>>>>>
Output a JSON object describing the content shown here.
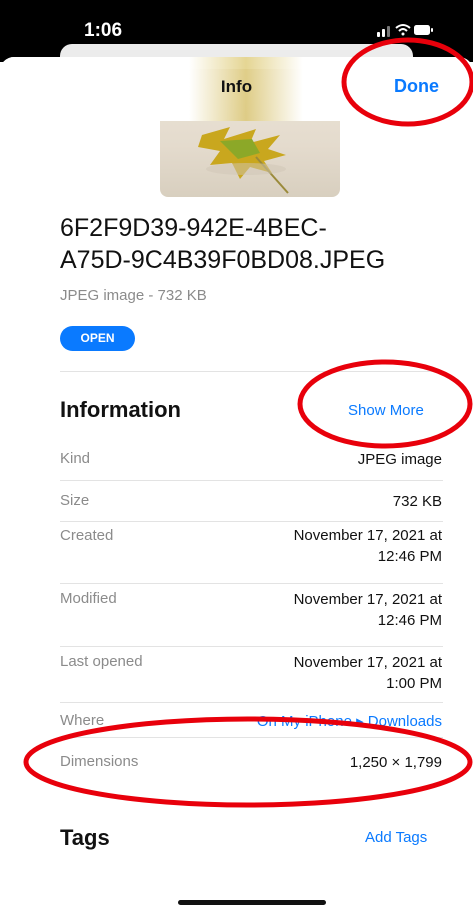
{
  "status_bar": {
    "time": "1:06"
  },
  "nav": {
    "title": "Info",
    "done_label": "Done"
  },
  "file": {
    "name_line1": "6F2F9D39-942E-4BEC-",
    "name_line2": "A75D-9C4B39F0BD08.JPEG",
    "subtitle": "JPEG image - 732 KB",
    "open_label": "OPEN"
  },
  "information": {
    "title": "Information",
    "show_more_label": "Show More",
    "rows": [
      {
        "label": "Kind",
        "value_line1": "JPEG image",
        "value_line2": ""
      },
      {
        "label": "Size",
        "value_line1": "732 KB",
        "value_line2": ""
      },
      {
        "label": "Created",
        "value_line1": "November 17, 2021 at",
        "value_line2": "12:46 PM"
      },
      {
        "label": "Modified",
        "value_line1": "November 17, 2021 at",
        "value_line2": "12:46 PM"
      },
      {
        "label": "Last opened",
        "value_line1": "November 17, 2021 at",
        "value_line2": "1:00 PM"
      },
      {
        "label": "Where",
        "value_line1": "On My iPhone ▸ Downloads",
        "value_line2": ""
      },
      {
        "label": "Dimensions",
        "value_line1": "1,250 × 1,799",
        "value_line2": ""
      }
    ]
  },
  "tags": {
    "title": "Tags",
    "add_label": "Add Tags"
  },
  "colors": {
    "accent": "#0a7aff",
    "annotation": "#e8000b"
  }
}
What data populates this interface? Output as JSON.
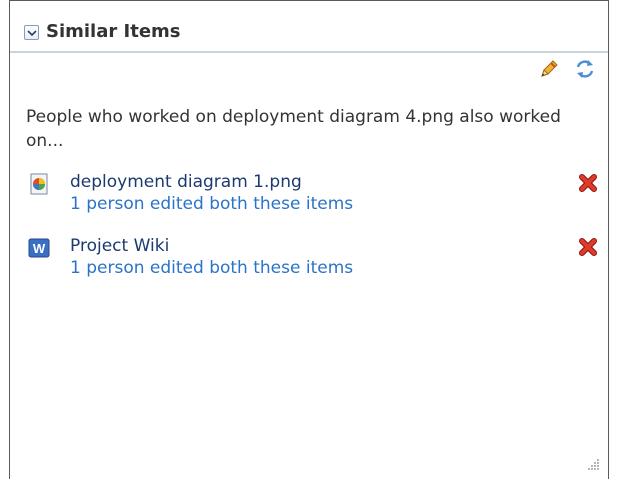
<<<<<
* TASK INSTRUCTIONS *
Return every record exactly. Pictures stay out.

* WRITTEN ANSWER *
Output a JSON object describing the content shown here.
{
  "status_bar": {
    "time": "1:06"
  },
  "nav": {
    "title": "Info",
    "done_label": "Done"
  },
  "file": {
    "name_line1": "6F2F9D39-942E-4BEC-",
    "name_line2": "A75D-9C4B39F0BD08.JPEG",
    "subtitle": "JPEG image - 732 KB",
    "open_label": "OPEN"
  },
  "information": {
    "title": "Information",
    "show_more_label": "Show More",
    "rows": [
      {
        "label": "Kind",
        "value_line1": "JPEG image",
        "value_line2": ""
      },
      {
        "label": "Size",
        "value_line1": "732 KB",
        "value_line2": ""
      },
      {
        "label": "Created",
        "value_line1": "November 17, 2021 at",
        "value_line2": "12:46 PM"
      },
      {
        "label": "Modified",
        "value_line1": "November 17, 2021 at",
        "value_line2": "12:46 PM"
      },
      {
        "label": "Last opened",
        "value_line1": "November 17, 2021 at",
        "value_line2": "1:00 PM"
      },
      {
        "label": "Where",
        "value_line1": "On My iPhone ▸ Downloads",
        "value_line2": ""
      },
      {
        "label": "Dimensions",
        "value_line1": "1,250 × 1,799",
        "value_line2": ""
      }
    ]
  },
  "tags": {
    "title": "Tags",
    "add_label": "Add Tags"
  },
  "colors": {
    "accent": "#0a7aff",
    "annotation": "#e8000b"
  }
}
What data populates this interface? Output as JSON.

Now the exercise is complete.